Sunday, May 10, 2015

Happy Mother's Day

This is a photo taken in 1989 of me with my firstborn, my mother and her mother.  We were visiting my grandmother at her home in Oklahoma and wanted a four generation photo.  It's not the greatest photograph ever made, but it's a keepsake for me.  My grandmother died about a year later.  My mom is thankfully, still with us at 84.  The baby girl in the picture is now 26.   A sweet reminder of the mothers who came before us and made us the mothers we became. 

Friday, May 8, 2015

Family Recipe Friday: My Favorite Strawberry Jam

It's almost summer and the strawberries are looking better every week.  Here's a jam recipe from Grandma's cookbook, originally published in RNA Magazine in June 1980.

My Favorite Strawberry Jam

4 cups prepared strawberries
4 cups granulated sugar
2 tablespoons lemon juice

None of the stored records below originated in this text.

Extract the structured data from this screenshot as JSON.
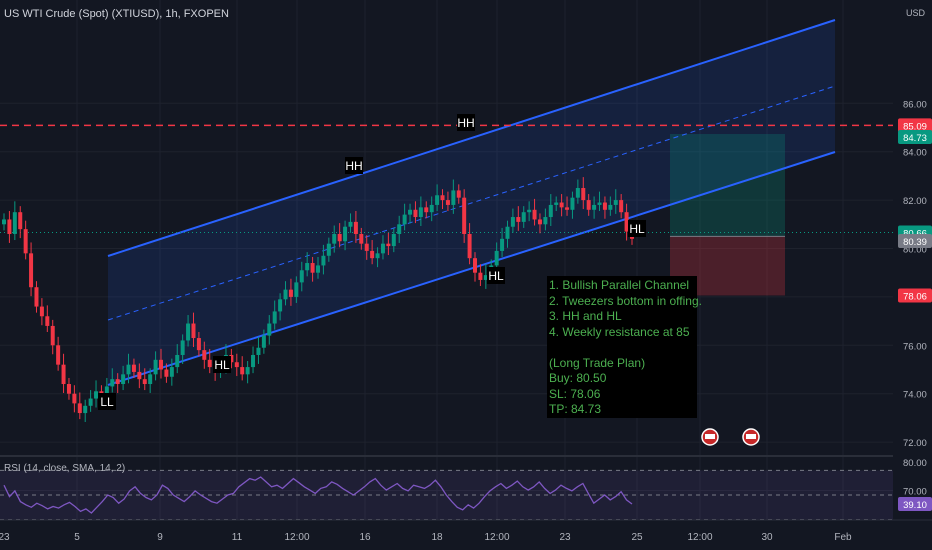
{
  "header": {
    "title": "US WTI Crude (Spot) (XTIUSD), 1h, FXOPEN",
    "currency": "USD"
  },
  "rsi": {
    "label": "RSI (14, close, SMA, 14, 2)",
    "current_value": "39.10",
    "upper": 80,
    "lower": 20,
    "axis_labels": [
      "80.00"
    ]
  },
  "chart_data": {
    "type": "candlestick",
    "y_ticks": [
      "86.00",
      "84.00",
      "82.00",
      "80.00",
      "78.00",
      "76.00",
      "74.00",
      "72.00",
      "70.00"
    ],
    "x_ticks": [
      "23",
      "5",
      "9",
      "11",
      "12:00",
      "16",
      "18",
      "12:00",
      "23",
      "25",
      "12:00",
      "30",
      "Feb"
    ],
    "ylim": [
      69.8,
      87.5
    ],
    "price_labels": [
      {
        "value": "85.09",
        "color": "#f23645"
      },
      {
        "value": "84.73",
        "color": "#089981"
      },
      {
        "value": "80.66",
        "color": "#089981"
      },
      {
        "value": "80.39",
        "color": "#787b86"
      },
      {
        "value": "78.06",
        "color": "#f23645"
      }
    ],
    "resistance_level": 85.09,
    "trade_plan": {
      "buy": 80.5,
      "sl": 78.06,
      "tp": 84.73
    },
    "annotations": [
      "LL",
      "HL",
      "HH",
      "HH",
      "HL",
      "HL"
    ],
    "close_series": [
      81.2,
      80.6,
      81.5,
      80.8,
      79.8,
      78.4,
      77.6,
      77.2,
      76.8,
      76.0,
      75.2,
      74.4,
      74.0,
      73.6,
      73.2,
      73.5,
      73.8,
      74.1,
      74.0,
      74.3,
      74.6,
      74.4,
      74.8,
      75.2,
      74.9,
      74.6,
      74.4,
      74.8,
      75.4,
      75.0,
      74.7,
      75.1,
      75.6,
      76.2,
      76.9,
      76.3,
      75.8,
      75.4,
      75.1,
      74.9,
      75.2,
      75.6,
      75.3,
      75.1,
      74.8,
      75.1,
      75.6,
      75.9,
      76.4,
      76.9,
      77.4,
      77.9,
      78.3,
      78.0,
      78.6,
      79.1,
      79.4,
      79.0,
      79.3,
      79.7,
      80.2,
      80.6,
      80.3,
      80.9,
      81.1,
      80.6,
      80.2,
      79.9,
      79.6,
      79.8,
      80.2,
      80.1,
      80.6,
      81.0,
      81.4,
      81.6,
      81.3,
      81.7,
      81.5,
      81.8,
      82.2,
      82.0,
      81.8,
      82.4,
      82.1,
      80.6,
      79.6,
      79.0,
      78.7,
      78.9,
      79.3,
      79.9,
      80.4,
      80.9,
      81.3,
      81.1,
      81.5,
      81.6,
      81.2,
      81.0,
      81.3,
      81.8,
      81.9,
      81.7,
      81.6,
      82.1,
      82.5,
      82.0,
      81.6,
      81.8,
      81.9,
      81.6,
      81.8,
      82.0,
      81.5,
      80.7,
      80.4
    ],
    "rsi_series": [
      62,
      48,
      55,
      42,
      38,
      35,
      40,
      37,
      33,
      36,
      34,
      38,
      41,
      36,
      30,
      33,
      28,
      35,
      42,
      50,
      47,
      40,
      45,
      55,
      60,
      52,
      47,
      44,
      50,
      62,
      58,
      50,
      46,
      42,
      48,
      55,
      50,
      46,
      42,
      40,
      45,
      50,
      52,
      60,
      65,
      70,
      68,
      72,
      66,
      60,
      62,
      58,
      64,
      70,
      65,
      60,
      56,
      52,
      58,
      60,
      66,
      63,
      58,
      54,
      50,
      55,
      60,
      66,
      70,
      62,
      56,
      60,
      64,
      58,
      55,
      62,
      60,
      58,
      62,
      68,
      60,
      50,
      42,
      35,
      32,
      38,
      34,
      40,
      48,
      55,
      60,
      64,
      58,
      62,
      67,
      60,
      56,
      60,
      66,
      58,
      52,
      56,
      62,
      58,
      55,
      60,
      64,
      52,
      40,
      45,
      50,
      44,
      48,
      54,
      44,
      39
    ]
  },
  "note": {
    "lines": [
      "1. Bullish Parallel Channel",
      "2. Tweezers bottom in offing.",
      "3. HH and HL",
      "4. Weekly resistance at 85",
      "",
      "(Long Trade Plan)",
      "Buy: 80.50",
      "SL: 78.06",
      "TP: 84.73"
    ]
  },
  "colors": {
    "up": "#089981",
    "down": "#f23645",
    "channel": "#2962ff",
    "rsi": "#7e57c2",
    "bg": "#131722"
  }
}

Wash, hull and slice strawberries, then measure into a large saucepan.  Add cups of sugar.  Heat and boil hard for 5 minutes, stirring constantly.  Add lemon juice and the remaining 2 cups of sugar.  Bring to a boil and boil hard, stirring constantly, until ready to jell.*  Pour into shallow dish and stir occasionally while cooling.   Let stand overnight to plump fruit.  Pack cold in sterilized jars and seal.  Makes 2 pints.

*Jell test:  Dip a clean metal spoon in boiling jam; hold up edgewise.  When 2 heavy drops form and slide together at edge of spoon, jam is ready to jell.  This takes from 2 to 20 minutes, depending on pectin in fruit.

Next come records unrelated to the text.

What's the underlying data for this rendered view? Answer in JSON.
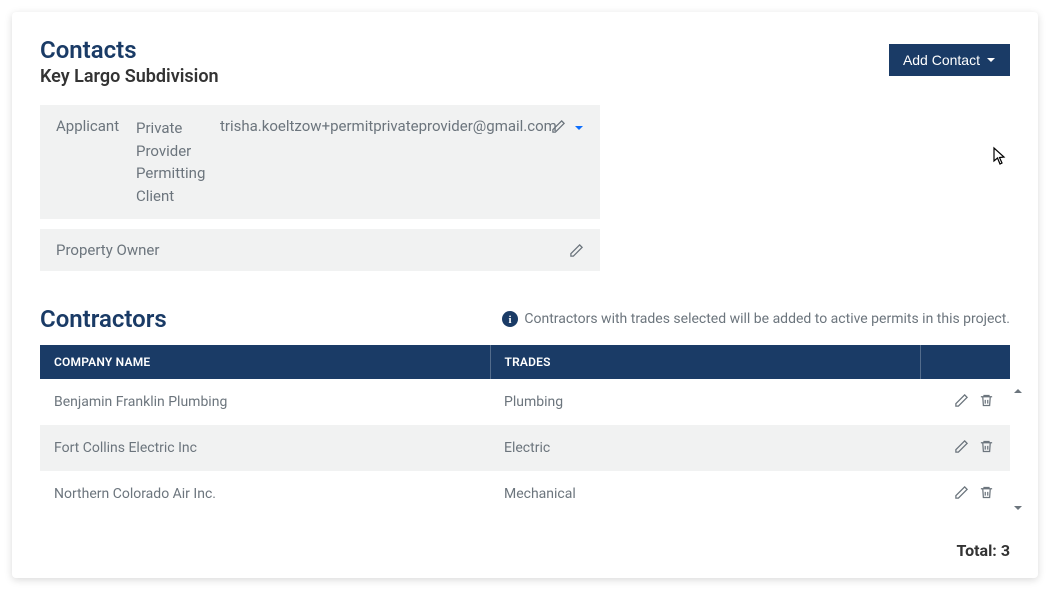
{
  "contacts": {
    "title": "Contacts",
    "subtitle": "Key Largo Subdivision",
    "add_button": "Add Contact",
    "rows": [
      {
        "label": "Applicant",
        "name": "Private Provider Permitting Client",
        "email": "trisha.koeltzow+permitprivateprovider@gmail.com"
      },
      {
        "label": "Property Owner",
        "name": "",
        "email": ""
      }
    ]
  },
  "contractors": {
    "title": "Contractors",
    "hint": "Contractors with trades selected will be added to active permits in this project.",
    "columns": {
      "company": "COMPANY NAME",
      "trades": "TRADES"
    },
    "rows": [
      {
        "company": "Benjamin Franklin Plumbing",
        "trade": "Plumbing"
      },
      {
        "company": "Fort Collins Electric Inc",
        "trade": "Electric"
      },
      {
        "company": "Northern Colorado Air Inc.",
        "trade": "Mechanical"
      }
    ],
    "total_label": "Total:",
    "total_value": "3"
  }
}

Thursday, May 7, 2015

Those Places Thursday: Little White House, Warm Springs, Georgia

I finally visited the Little White House last week; I live within a couple of hours of Warm Springs, but hadn't ever made the trip. 

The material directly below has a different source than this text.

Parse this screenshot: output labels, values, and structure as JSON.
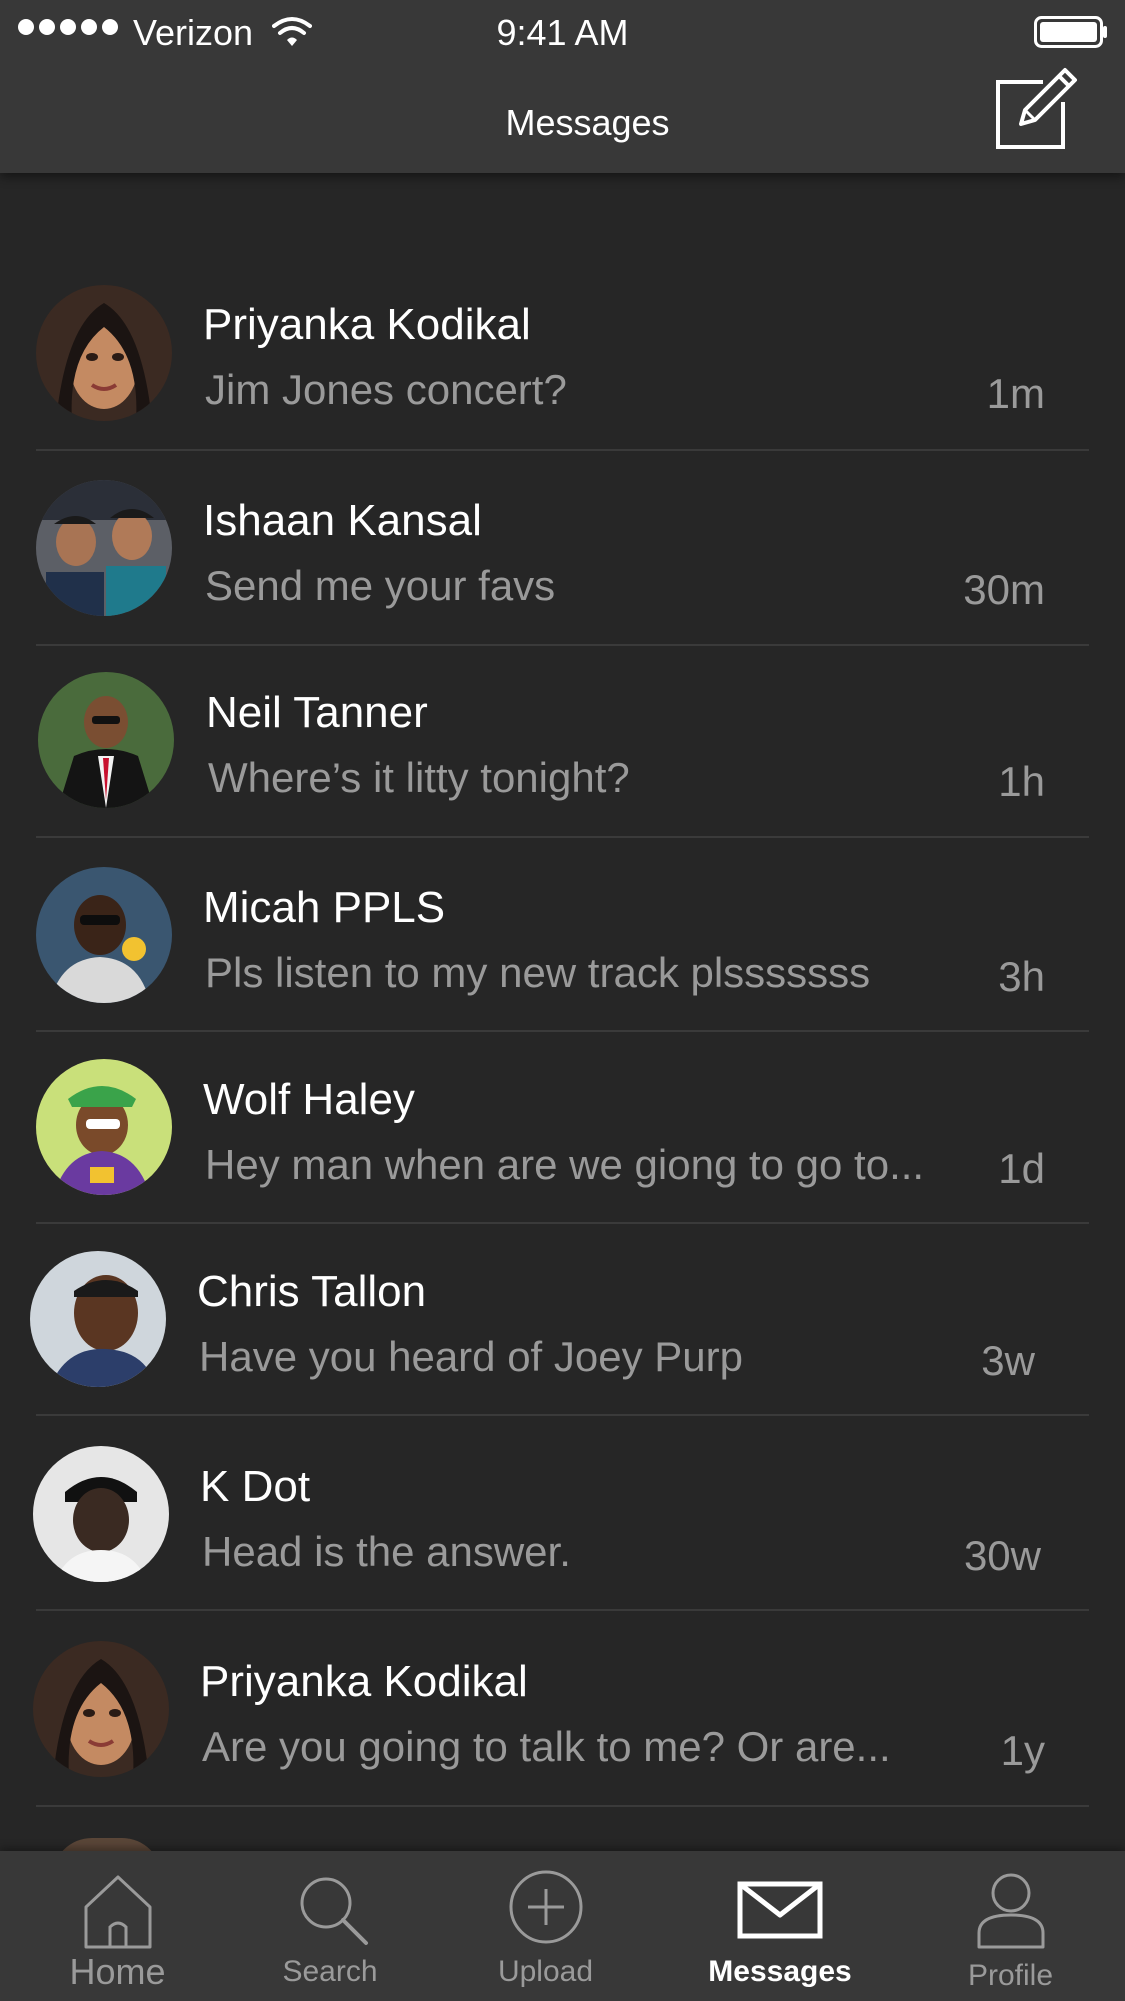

The house is surprisingly small, but very lovely.  It's maintained exactly as it was when FDR died there in 1945 (right down to the roll of toilet paper in the bathroom).  There are two small buildings in front of the house, one that is a guest quarters and one that is servant's quarters.  There are also guard posts that were used by Marine and Secret Service guards.

Entrance to the Little White House

Servant's quarters (left) and guest quarters (right0

The house itself has a small kitchen, then opens into a great room with a dining table on one side and sofas and chairs around a fireplace on the other.  Roosevelt's wheelchair sits in the corner of the room.  There are three small bedrooms and two bathrooms in the house, and a patio in the back that looks down over the forest that surrounds the house.  In the kitchen, there is a handwritten note on the wall from Daisy Bonner, the Little White House cook, stating that she had prepared the President's first and last meals at the house.  (The President was to have attended a BBQ and show the night he died.  Mrs. Bonner was going to prepare his favorite dish, Brunswick Stew.)

The President was sitting for a portrait at the time he suffered a cerebral hemorrhage.  He was carried to the bedroom, where he died. 

The famous unfinished portrait is in a separate area of the grounds, along with a finished version the artist did later.  A museum contains a number of artifacts about President Roosevelt and the Depression era. 

Roosevelt's car equipped with special hand controls

Letter to the President from Winston Churchill

The pools where Roosevelt swam to relieve his polio pain are about a mile from the house.  There is a rehabilitation hospital nearby that still contains some of the original cottages from the Roosevelt era.